White Sox' slide raises questions about Robin Ventura
Despite collapsing in the final two weeks of the 2012 season and handing the division flag to the Tigers, the White Sox were expected to offer Detroit its toughest competition in the AL Central this year. Instead, Chicago has slipped into last place, and speculation has begun with regards to manager Robin Ventura's job.
Ventura took the helm just after the end of the 2011 regular season, when the White Sox made the rare move of trading manager Ozzie Guillen to the Marlins before he could spontaneously combust. At the time, Ventura — who had no previous managerial experience in the minors or the majors — was given a three-year contract. Even though the Sox squandered a three-game division lead by going 4-11 over their final 15 games to close at 85-77, Ventura finished third in the AL Manager of the Year balloting, and the team was satisfied enough with the job he did to offer him a contract extension.
Because he rebuffed that offer earlier this spring, Ventura now has to answer questions about his commitment to the team, which has lost 10 of its last 13 games and is 27-34, last in the AL Central. The questions — including whether he'd stick around if the team conducted a fire sale prior to the July 31 trading deadline — came to the forefront after he missed two games this past week to attend the graduations of his daughter (high school) and son (junior high) in California. Upon returning, Ventura was forced to address his situation. From the Chicago Tribune:
"For one reason or another, there is a whisper that because it is going the way it is, I am not going to come back," Ventura said before the game. "That is the furthest thing from the truth. For me, I'm in it for as long as I'm in it, and then you go from there.

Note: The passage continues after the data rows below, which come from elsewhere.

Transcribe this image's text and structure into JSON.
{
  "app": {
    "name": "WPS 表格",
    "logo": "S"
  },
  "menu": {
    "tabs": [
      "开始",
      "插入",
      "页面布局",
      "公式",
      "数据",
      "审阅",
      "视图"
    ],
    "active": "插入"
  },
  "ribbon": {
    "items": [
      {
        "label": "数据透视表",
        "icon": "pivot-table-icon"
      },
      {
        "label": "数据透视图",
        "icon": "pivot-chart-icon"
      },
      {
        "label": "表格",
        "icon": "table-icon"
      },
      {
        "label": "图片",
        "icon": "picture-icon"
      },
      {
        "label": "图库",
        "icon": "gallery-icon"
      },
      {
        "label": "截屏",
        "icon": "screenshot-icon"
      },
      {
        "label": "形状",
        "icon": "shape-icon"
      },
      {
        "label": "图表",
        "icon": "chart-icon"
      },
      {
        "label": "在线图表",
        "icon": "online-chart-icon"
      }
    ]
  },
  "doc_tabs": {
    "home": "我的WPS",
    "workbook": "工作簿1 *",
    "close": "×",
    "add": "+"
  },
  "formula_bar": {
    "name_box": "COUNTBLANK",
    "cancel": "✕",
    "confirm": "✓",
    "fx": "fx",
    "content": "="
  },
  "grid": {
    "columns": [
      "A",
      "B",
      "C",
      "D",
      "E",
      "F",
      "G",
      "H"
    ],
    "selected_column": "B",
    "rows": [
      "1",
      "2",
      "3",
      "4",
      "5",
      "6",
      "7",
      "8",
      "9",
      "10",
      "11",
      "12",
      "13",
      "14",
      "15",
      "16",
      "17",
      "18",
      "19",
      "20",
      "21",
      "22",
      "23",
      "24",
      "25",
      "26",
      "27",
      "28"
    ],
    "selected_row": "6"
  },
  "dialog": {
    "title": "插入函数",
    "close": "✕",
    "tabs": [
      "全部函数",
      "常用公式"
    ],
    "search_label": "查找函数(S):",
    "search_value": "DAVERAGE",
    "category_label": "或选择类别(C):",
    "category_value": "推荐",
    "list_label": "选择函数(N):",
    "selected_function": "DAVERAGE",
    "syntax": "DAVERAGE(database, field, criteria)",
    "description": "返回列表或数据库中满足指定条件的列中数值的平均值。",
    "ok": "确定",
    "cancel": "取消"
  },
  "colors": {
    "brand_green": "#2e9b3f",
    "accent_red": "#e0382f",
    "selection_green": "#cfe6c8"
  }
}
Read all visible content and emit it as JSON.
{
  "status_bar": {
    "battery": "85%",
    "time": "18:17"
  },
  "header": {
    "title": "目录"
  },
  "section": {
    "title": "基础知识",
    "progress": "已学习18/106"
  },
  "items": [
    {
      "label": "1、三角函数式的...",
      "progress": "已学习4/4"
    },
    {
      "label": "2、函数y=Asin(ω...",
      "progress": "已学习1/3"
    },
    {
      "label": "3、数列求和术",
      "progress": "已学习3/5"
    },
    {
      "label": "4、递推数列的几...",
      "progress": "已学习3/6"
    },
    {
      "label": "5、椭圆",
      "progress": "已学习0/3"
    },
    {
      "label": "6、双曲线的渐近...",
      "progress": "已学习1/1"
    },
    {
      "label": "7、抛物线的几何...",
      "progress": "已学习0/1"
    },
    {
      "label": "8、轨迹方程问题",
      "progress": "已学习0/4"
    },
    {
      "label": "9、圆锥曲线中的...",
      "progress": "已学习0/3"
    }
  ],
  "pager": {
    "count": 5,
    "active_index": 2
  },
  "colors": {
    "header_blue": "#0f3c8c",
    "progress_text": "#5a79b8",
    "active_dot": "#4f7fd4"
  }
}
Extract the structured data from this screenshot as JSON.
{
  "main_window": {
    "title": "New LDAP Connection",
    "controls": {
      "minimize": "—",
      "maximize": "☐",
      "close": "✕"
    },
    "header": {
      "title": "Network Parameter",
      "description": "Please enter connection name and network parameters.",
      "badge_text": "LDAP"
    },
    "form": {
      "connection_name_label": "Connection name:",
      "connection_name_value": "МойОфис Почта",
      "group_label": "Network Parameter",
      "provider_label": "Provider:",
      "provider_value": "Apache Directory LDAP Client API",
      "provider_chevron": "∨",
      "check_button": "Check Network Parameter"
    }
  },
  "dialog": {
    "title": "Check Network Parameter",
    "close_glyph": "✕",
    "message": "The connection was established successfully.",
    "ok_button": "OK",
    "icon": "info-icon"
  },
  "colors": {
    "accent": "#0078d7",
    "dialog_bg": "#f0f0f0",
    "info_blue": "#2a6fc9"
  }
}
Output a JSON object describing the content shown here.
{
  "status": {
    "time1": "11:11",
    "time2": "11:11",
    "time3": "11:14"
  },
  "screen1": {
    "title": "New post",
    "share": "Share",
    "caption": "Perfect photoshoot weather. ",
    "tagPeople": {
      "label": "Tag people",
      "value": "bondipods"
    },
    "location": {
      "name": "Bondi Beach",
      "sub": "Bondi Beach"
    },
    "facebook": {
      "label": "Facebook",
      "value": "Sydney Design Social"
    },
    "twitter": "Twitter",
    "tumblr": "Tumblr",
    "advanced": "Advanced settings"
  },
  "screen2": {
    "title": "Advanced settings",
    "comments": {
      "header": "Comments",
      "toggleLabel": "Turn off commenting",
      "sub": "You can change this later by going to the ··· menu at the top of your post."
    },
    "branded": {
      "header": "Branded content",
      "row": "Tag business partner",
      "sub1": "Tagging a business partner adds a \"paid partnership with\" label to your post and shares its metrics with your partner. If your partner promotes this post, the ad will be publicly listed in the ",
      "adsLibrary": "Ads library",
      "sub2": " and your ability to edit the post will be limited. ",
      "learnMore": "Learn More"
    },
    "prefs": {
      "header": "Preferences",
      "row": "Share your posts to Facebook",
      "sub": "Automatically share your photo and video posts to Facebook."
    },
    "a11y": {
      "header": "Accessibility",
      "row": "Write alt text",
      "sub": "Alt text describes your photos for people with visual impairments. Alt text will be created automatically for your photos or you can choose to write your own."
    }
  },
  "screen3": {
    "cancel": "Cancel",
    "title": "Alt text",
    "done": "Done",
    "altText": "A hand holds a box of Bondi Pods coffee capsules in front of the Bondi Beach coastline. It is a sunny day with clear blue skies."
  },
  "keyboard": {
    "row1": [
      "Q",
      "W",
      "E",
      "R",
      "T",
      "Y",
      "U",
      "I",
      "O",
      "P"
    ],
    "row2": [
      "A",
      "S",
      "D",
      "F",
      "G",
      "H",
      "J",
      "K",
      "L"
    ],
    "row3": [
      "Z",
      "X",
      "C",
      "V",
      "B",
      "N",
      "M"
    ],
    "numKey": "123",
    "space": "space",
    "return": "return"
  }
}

"But in a situation like this, I would be ashamed to walk away just because it's tough. That is part of being in it with these guys. I'm here as much as they are as far as turning it around."
It's silly stuff, but beat reporters are going to ask that those questions when a team is amid a significant slide, even when the manager in question has another year on his contract and works for an owner who is so cheap he'd never fire someone to whom he'd still owe money (even Guillen wasn't axed despite having long since worn out his welcome on the South Side).
For all of that, there's little denying the Sox have underachieved, particularly at the plate. Despite playing half their games in a hitters' haven that increased scoring by 13 percent from 2010-2012 (via The Bill James Handbook), the offense is scraping together an AL-worst 3.51 runs per game and is dead last in all three slash categories at .236/.289/.366. Exactly one regular or part-timer has an OPS+ of higher than 93, Alex Rios (123, on .288/.346/.496 hitting). Six regulars — catcher Tyler Flowers, first baseman Paul Konerko, second baseman Jeff Keppinger, shortstop Alexi Ramirez, leftfielder Dayan Viciedo and designated hitter Adam Dunn, all better known for their hitting than their glovework — have on-base percentages below .300, and aside from Rios, only Alejandro De Aza has a slugging percentage above .400.
That's the kind of performance that tends to get a manager fired, but only after his hitting coach has been fed to the wolves first. In this case, the hitting coach is Jeff Manto, who's in his second year on the job, though under him the team ranked a respectable fourth in the league in scoring last year. Assisting Manto is former White Sox great Harold Baines, a ChiSox coach for 10 years but in his first in this particular tandem, the type of arrangement that has come into vogue in recent years. It's fair to wonder if the interjection of a second voice into the process of coaching hitters is doing more harm than good, but Baines is a favorite of owner Jerry Reinsdorf, so he's not likely to go anywhere anytime soon.
Incidentally, a new study by Baseball Prospectus' Russell Carleton, who formerly worked as a consultant for the Indians, found that teams that change their hitting coaches in-season tend to see increases of 10 points of on-base percentage and 15 points of slugging percentage, likely due to regression to the mean but still substantial enough to merit mention.